[What you need to do] Every picture is to be removed, and all the data is to be copied exactly.

[Recorded information]
════════════════

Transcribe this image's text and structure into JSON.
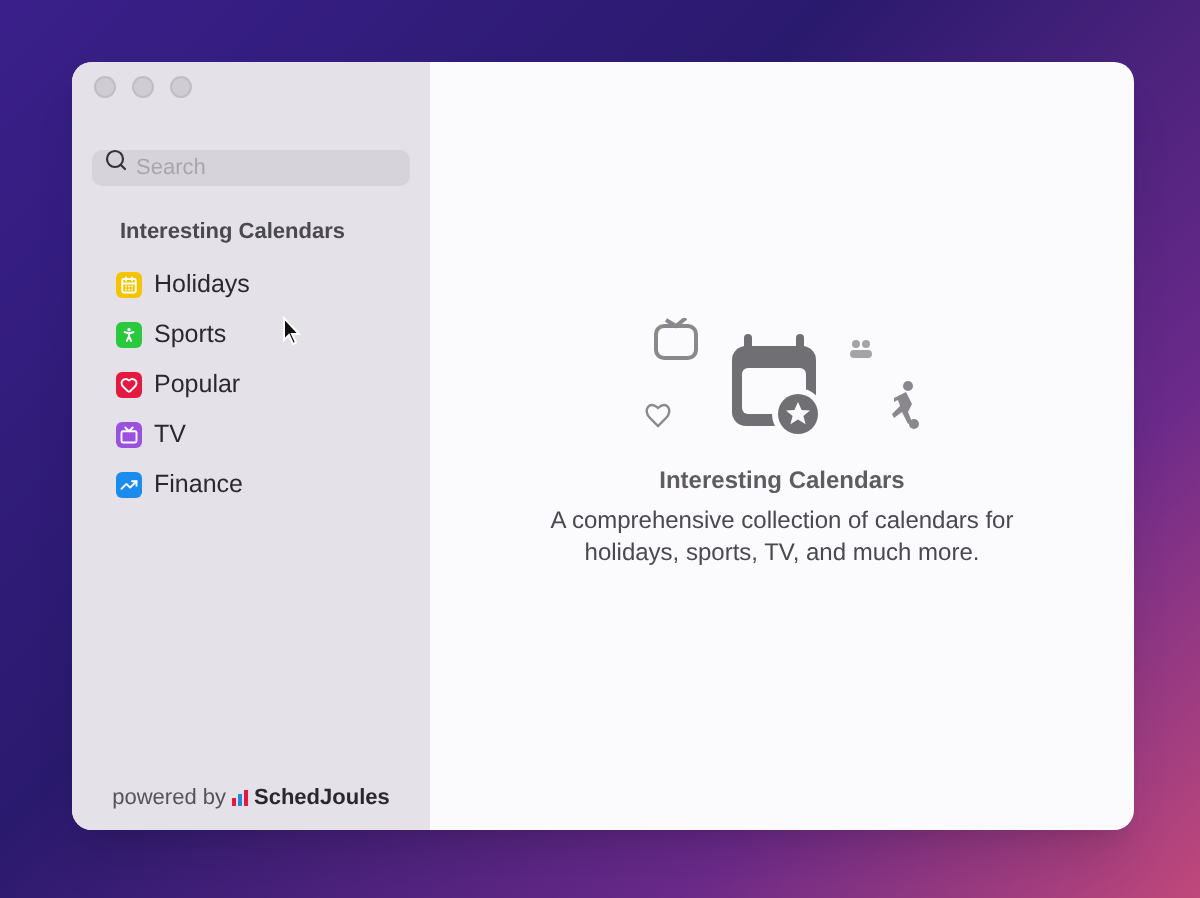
{
  "search": {
    "placeholder": "Search"
  },
  "sidebar": {
    "heading": "Interesting Calendars",
    "items": [
      {
        "label": "Holidays",
        "kind": "holidays",
        "color": "#f5c400",
        "selected": false
      },
      {
        "label": "Sports",
        "kind": "sports",
        "color": "#2ac83c",
        "selected": false
      },
      {
        "label": "Popular",
        "kind": "popular",
        "color": "#e5193f",
        "selected": false
      },
      {
        "label": "TV",
        "kind": "tv",
        "color": "#9b51e0",
        "selected": false
      },
      {
        "label": "Finance",
        "kind": "finance",
        "color": "#1a8cf0",
        "selected": false
      }
    ]
  },
  "footer": {
    "prefix": "powered by",
    "brand": "SchedJoules"
  },
  "main": {
    "title": "Interesting Calendars",
    "description": "A comprehensive collection of calendars for holidays, sports, TV, and much more."
  }
}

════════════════

[Written response]
Transcribe this image's text and structure into JSON.
{
  "search": {
    "placeholder": "Search"
  },
  "sidebar": {
    "heading": "Interesting Calendars",
    "items": [
      {
        "label": "Holidays",
        "kind": "holidays",
        "color": "#f5c400",
        "selected": false
      },
      {
        "label": "Sports",
        "kind": "sports",
        "color": "#2ac83c",
        "selected": false
      },
      {
        "label": "Popular",
        "kind": "popular",
        "color": "#e5193f",
        "selected": false
      },
      {
        "label": "TV",
        "kind": "tv",
        "color": "#9b51e0",
        "selected": false
      },
      {
        "label": "Finance",
        "kind": "finance",
        "color": "#1a8cf0",
        "selected": false
      }
    ]
  },
  "footer": {
    "prefix": "powered by",
    "brand": "SchedJoules"
  },
  "main": {
    "title": "Interesting Calendars",
    "description": "A comprehensive collection of calendars for holidays, sports, TV, and much more."
  }
}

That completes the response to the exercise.